    • Lacking focus or energy in tasks and play.


A normal nap length for a 3 year old is 1-3 hours on average3. If you feel like your 3 year old’s naps are longer than this make sure that they are getting enough sleep at night. They should be having the 10-13 hours in every 24 hour period that the National sleep foundation suggests. If not then adjust their bedtime accordingly.


The best nap schedules are consistent. Your 3 year olds internal circadian rhythms love regularity (Internal sleep cycle). Napping isn’t as important for some children than others. It has now been shown in research than nighttime sleep is much more important than daytime napping.

So, if your 3 year old decides to ditch their last remaining afternoon nap, let them. Just make sure you move their bedtime earlier to make up for any lost sleep. It’s all part of them growing up and starting on the path to a healthy adult sleep cycle.

As parents, we can get too stressed out about naps. Maybe it comes from remembering when they were younger and had 90-minute sleep/wake cycles day and night (As cute as my babies were back then I wouldn’t want to go back to that). But our children are always developing and growing. They are just growing out of their naps. Most will have dropped them altogether by age 5 and some even sooner.

Just make sure your child is getting the total amount of sleep they require and don’t worry if it is happening more at night. This is great for their cognitive development! Nighttime sleep is far superior. And remember, you are doing a great job!

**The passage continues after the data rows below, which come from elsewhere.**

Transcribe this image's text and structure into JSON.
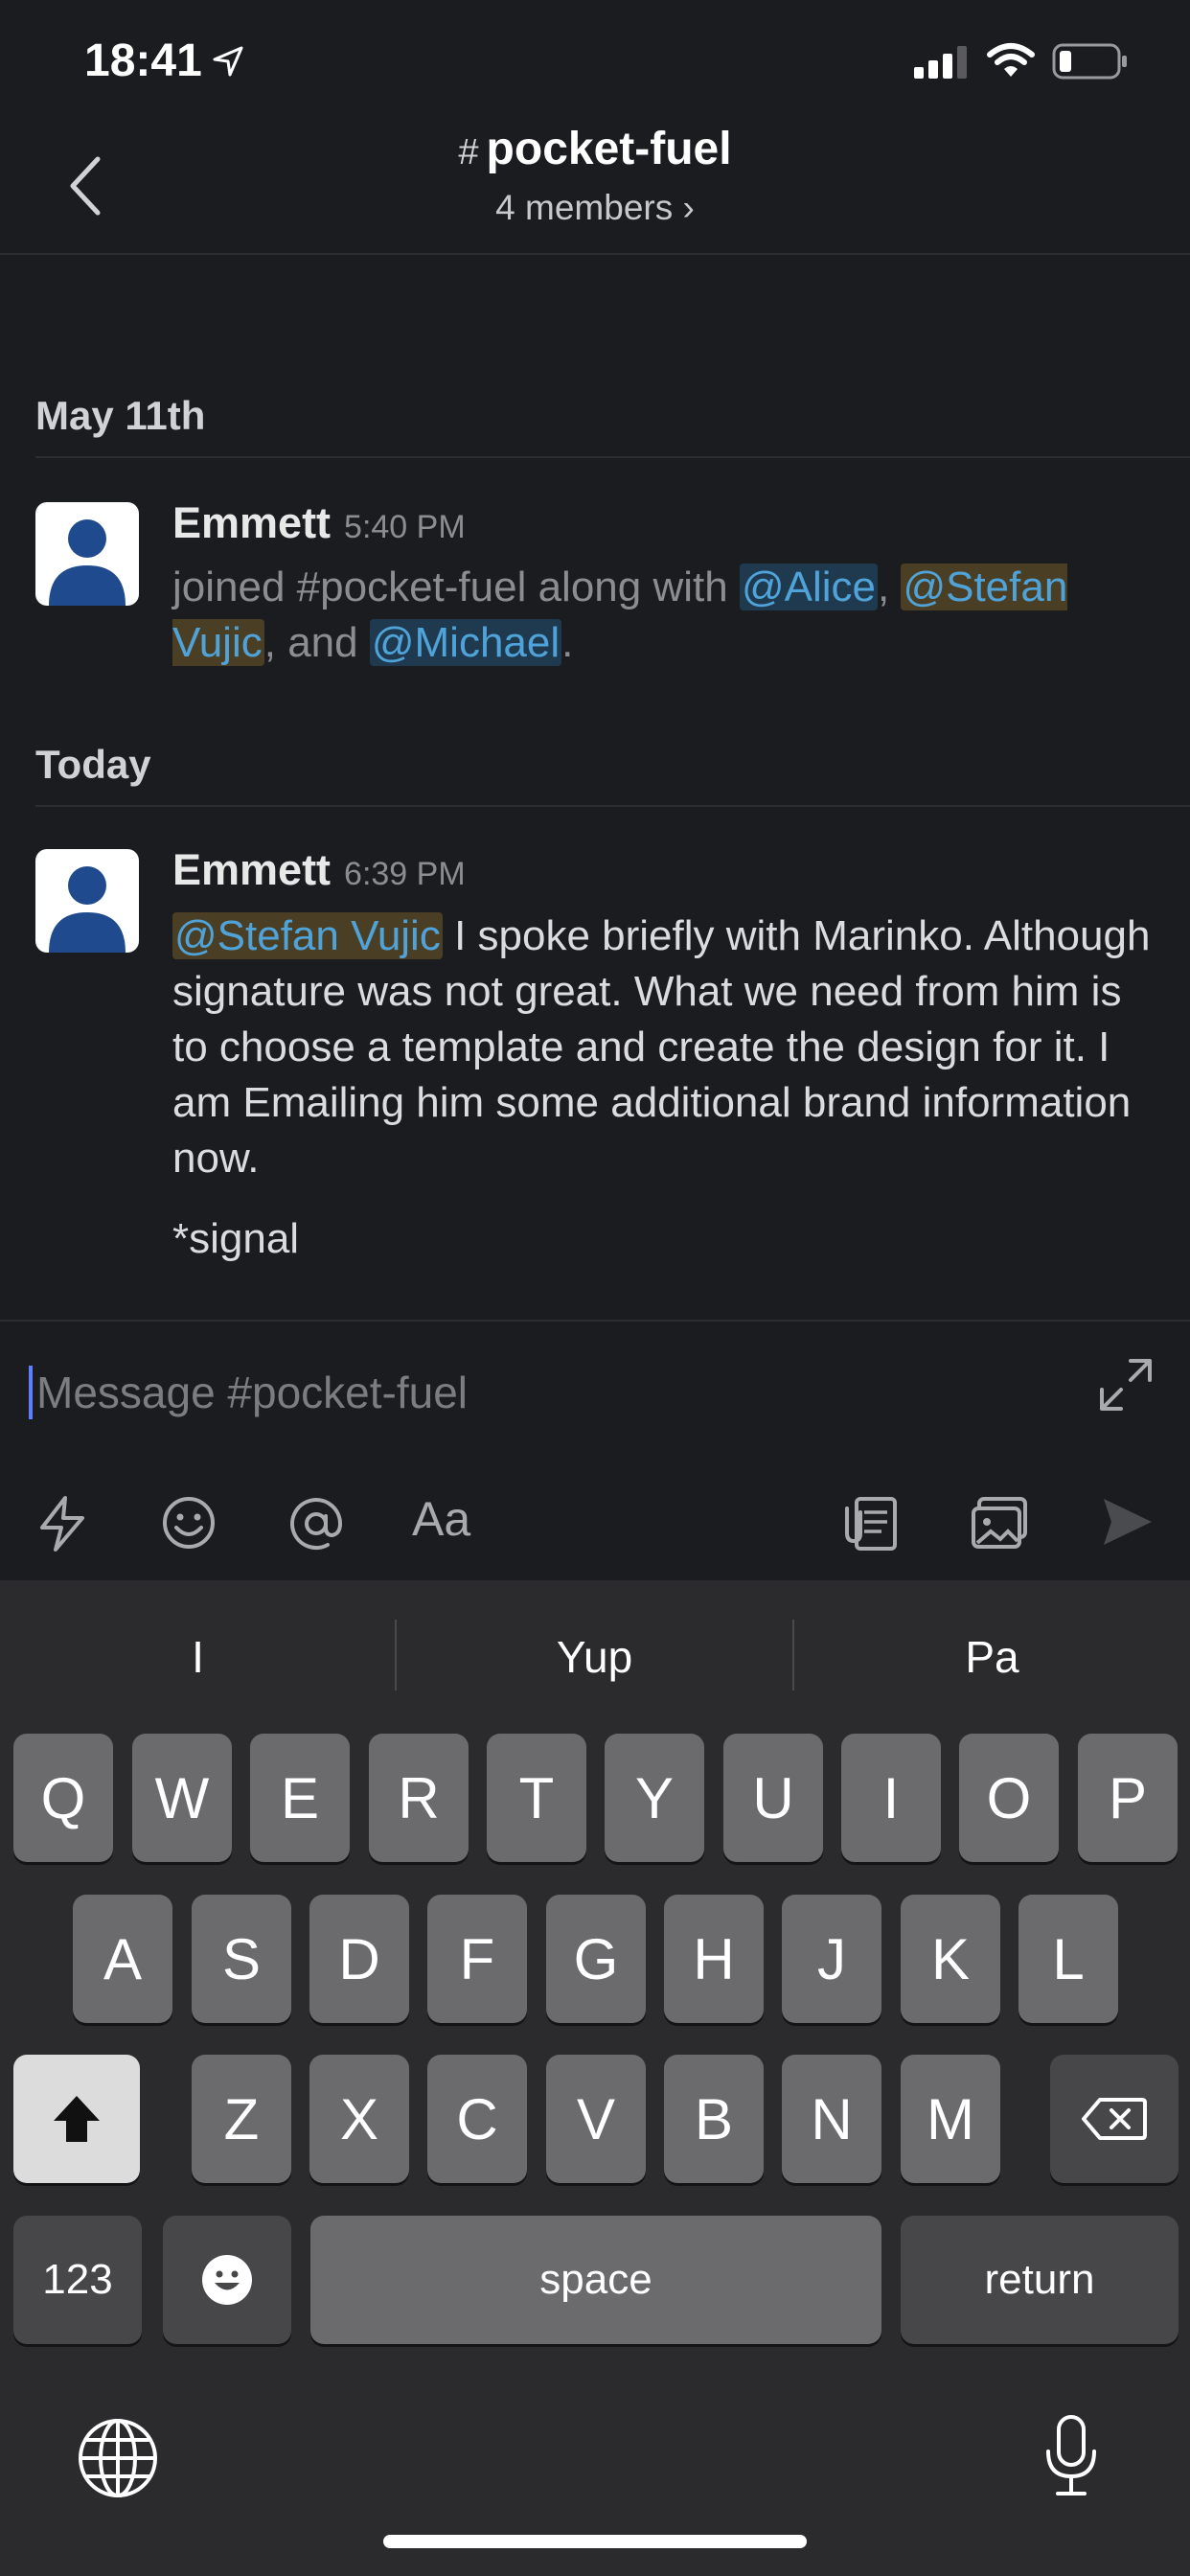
{
  "status_bar": {
    "time": "18:41"
  },
  "header": {
    "hash": "#",
    "channel_name": "pocket-fuel",
    "members": "4 members ›"
  },
  "feed": {
    "days": [
      {
        "date": "May 11th",
        "message": {
          "author": "Emmett",
          "time": "5:40 PM",
          "text_before": "joined #pocket-fuel along with ",
          "mention1": "@Alice",
          "comma1": ", ",
          "mention2": "@Stefan Vujic",
          "comma2": ", and ",
          "mention3": "@Michael",
          "period": "."
        }
      },
      {
        "date": "Today",
        "message": {
          "author": "Emmett",
          "time": "6:39 PM",
          "mention": "@Stefan Vujic",
          "text": " I spoke briefly with Marinko. Although signature was not great. What we need from him is to choose a template and create the design for it. I am Emailing him some additional brand information now.",
          "followup": "*signal"
        }
      }
    ]
  },
  "composer": {
    "placeholder": "Message #pocket-fuel",
    "format_label": "Aa"
  },
  "keyboard": {
    "suggestions": [
      "I",
      "Yup",
      "Pa"
    ],
    "row1": [
      "Q",
      "W",
      "E",
      "R",
      "T",
      "Y",
      "U",
      "I",
      "O",
      "P"
    ],
    "row2": [
      "A",
      "S",
      "D",
      "F",
      "G",
      "H",
      "J",
      "K",
      "L"
    ],
    "row3": [
      "Z",
      "X",
      "C",
      "V",
      "B",
      "N",
      "M"
    ],
    "numbers_label": "123",
    "space_label": "space",
    "return_label": "return"
  },
  "colors": {
    "background": "#1b1c20",
    "mention_text": "#4fa3d9",
    "keyboard_bg": "#2b2b2d",
    "cursor": "#5b7fff"
  }
}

1. Kurdziel L, Duclos K, Spencer RM. Sleep spindles in midday naps enhance learning in preschool children. Proc Natl Acad Sci U S A. 2013;110:17267–17272.

2. Lam JC, Mahone EM, Mason T, Scharf SM. The effects of napping on cognitive function in preschoolers. J Dev Behav Pediatr. 2011;32:90–97.

3. Mednick SC. Napping helps preschoolers learn. Proc Natl Acad Sci U S A. 2013;110(43):17171-2.

4. Mindell JA, Telofski LS, Wiegand B, Kurtz ES. A nightly bedtime routine: impact on sleep in young children and maternal mood. Sleep. 2009;32(5):599-606.